Countless articles in the media site a correlation between higher degrees and higher income. This perceived higher earnings for having a 4-year degree has fueled a “college for all” philosophy; causing educators and parents to encourage going to the university – any university – to major in anything – in pursuit of future job security, social mobility, and financial prosperity. But with rising education costs and the oversaturation of some academic majors in the workforce, many of us know that that the university-bound pathway isn’t for everyone…at least not immediately after high school.
We know that only a quarter of those that initially enroll will complete a bachelor’s degree; and for many their career exploration process begins after graduation. It is here that many discover that their degree may not have prepared them for the world of work. They may be highly educated, but not every degree is direct preparation for employment (like my philosophy degree). This misalignment between degrees and job skills causes half of university graduates to be under-employed in what are called gray-collar jobs; taking positions that do not require the education they have received, at a cost that is more than they can afford. All while the income for the top individuals in a wide variety of skilled jobs that require an industry credential or 2-year degree is far higher than the average income for many occupations that claim to require a 4-year degree; and each of these technicians are in very high skilled areas that are in great demand. Well-intentioned attempts to send more and more students straight to the university will not change the types of jobs that dominate our economy, nor will a “college-for-all” mentality mask these labor market realities. This message needs to be significantly broadened to include career exploration and “a post-high school credential for all.”
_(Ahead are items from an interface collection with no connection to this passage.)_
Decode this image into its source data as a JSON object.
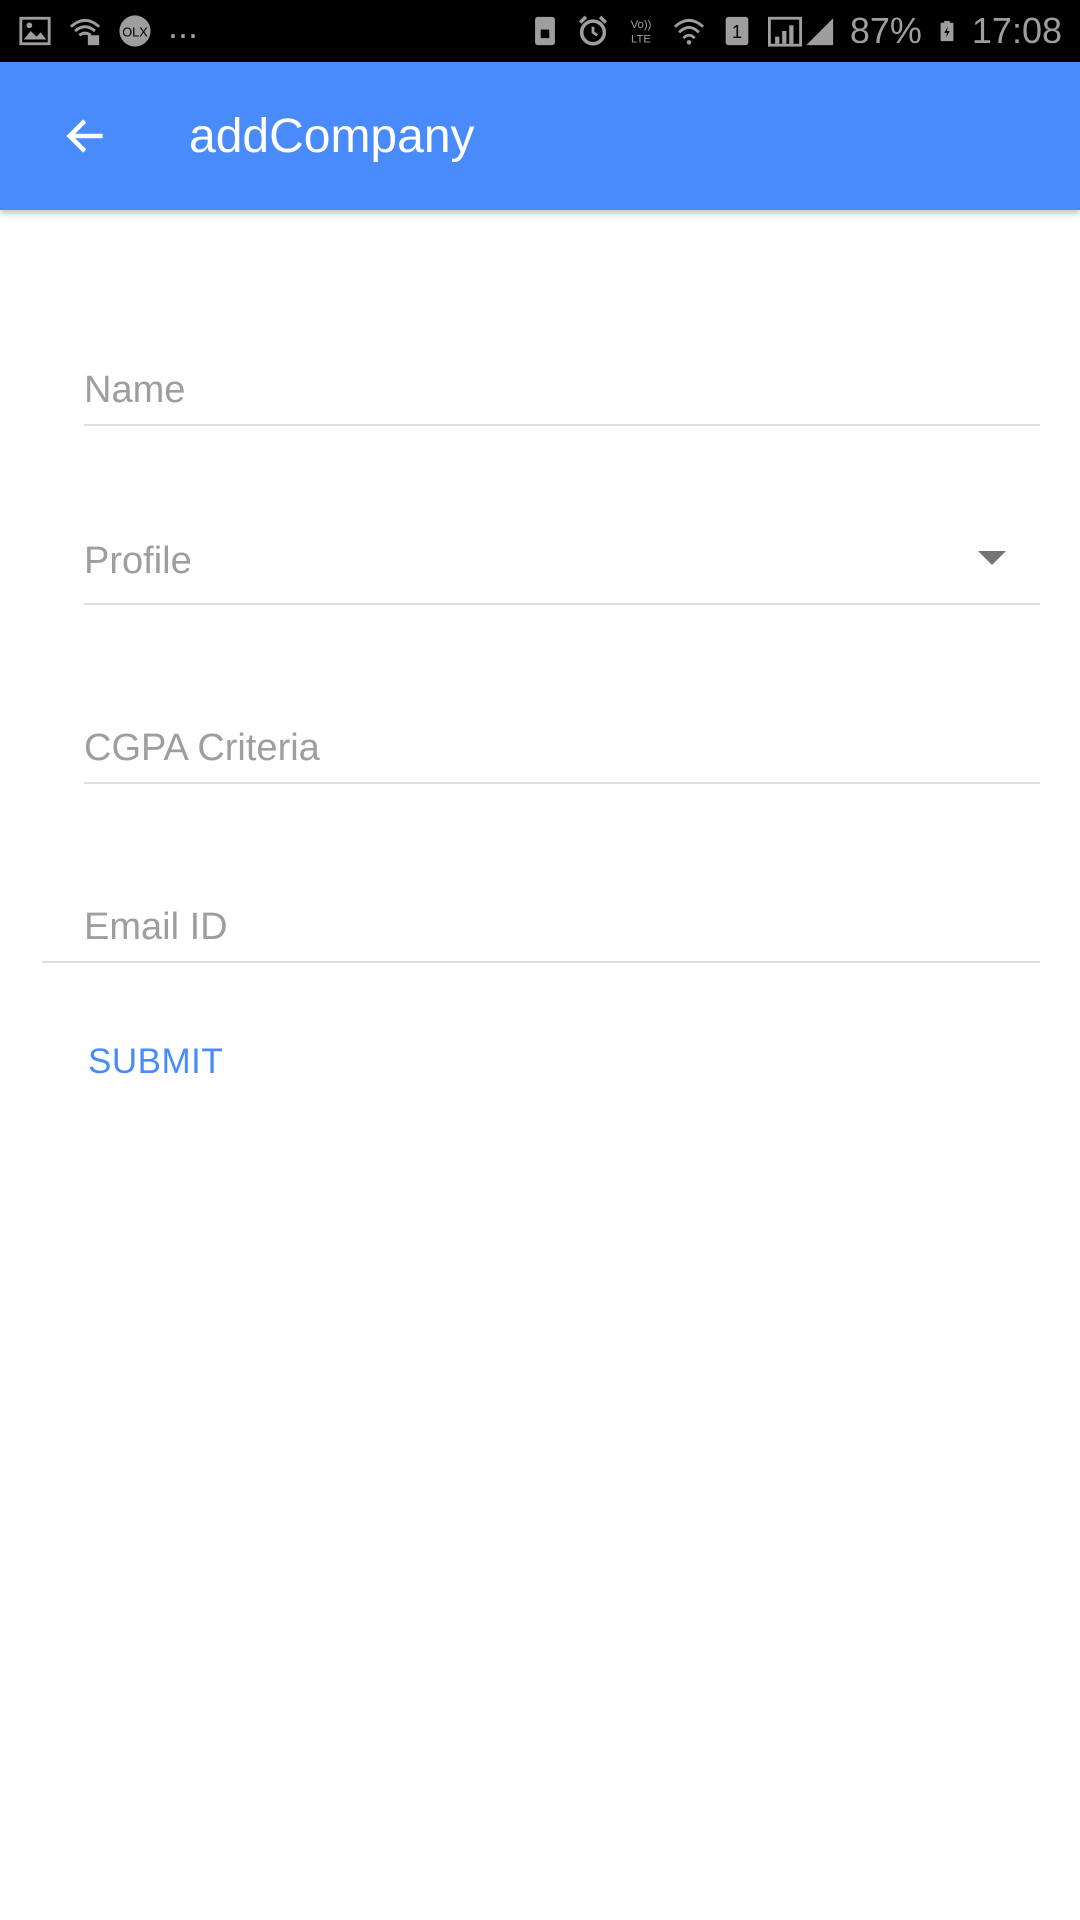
{
  "status_bar": {
    "left_icons": [
      "gallery-icon",
      "wifi-lock-icon",
      "olx-icon"
    ],
    "overflow_dots": "...",
    "right_icons": [
      "lock-icon",
      "alarm-icon",
      "volte-icon",
      "wifi-icon",
      "sim-icon",
      "signal-icon"
    ],
    "volte_label": "Vo)) LTE",
    "sim_number": "1",
    "battery": "87%",
    "time": "17:08"
  },
  "app_bar": {
    "title": "addCompany",
    "color": "#4a8bfc"
  },
  "form": {
    "name_placeholder": "Name",
    "profile_label": "Profile",
    "cgpa_placeholder": "CGPA Criteria",
    "email_placeholder": "Email ID",
    "submit_label": "SUBMIT"
  }
}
Since new and emerging occupations in every industry now require a combination of academic knowledge and technical ability, we need to ensure that we’re guiding students towards careers and not just to the university. The Career Cruising products are excellent examples of tools that help to identify personally appropriate career pathways and educational alternatives for people of all ages. Alas, not everyone uses Career Cruising. So how else can we ensure each student’s success - regardless which path they take – and how do we communicate this message to our fellow educators, counselors, and parents?
In collaboration with Citrus College in Southern California, a motion graphics video was developed to explain the importance of self-exploration, career exploration, and why educational institutions and parents should be promoting alternatives to career-success other than solely baccalaureate achievement. This popular video, “Success in the New Economy: How prospective college students can gain a competitive advantage,” discusses the real workforce demands and the best role for career & technical education in preparing students for high-wage, in-demand jobs. You may view this video at http://vimeo.com/67277269. I encourage you to share this video and continue to educate others around you about the realities of today’s labor market. Thanks to companies like Career Cruising, and as a result of your personal passion for all students to succeed, the career & technical education revolution is spreading far and wide in schools across America. Keep up the great work; we owe it to our students, and to ourselves.
ABOUT KEVIN FLEMING
Passionate to help all students fulfill their potential, Kevin is Dean of Instruction for Career & Technical Education at Norco College (CA), serves as the Principle Investigator for the National Center for Supply Chain Technology Education, and is managing partner for Telos Educational Services.
To learn more about Kevin and to view the video “Success in the New Economy,” please visit his website at www.TelosES.com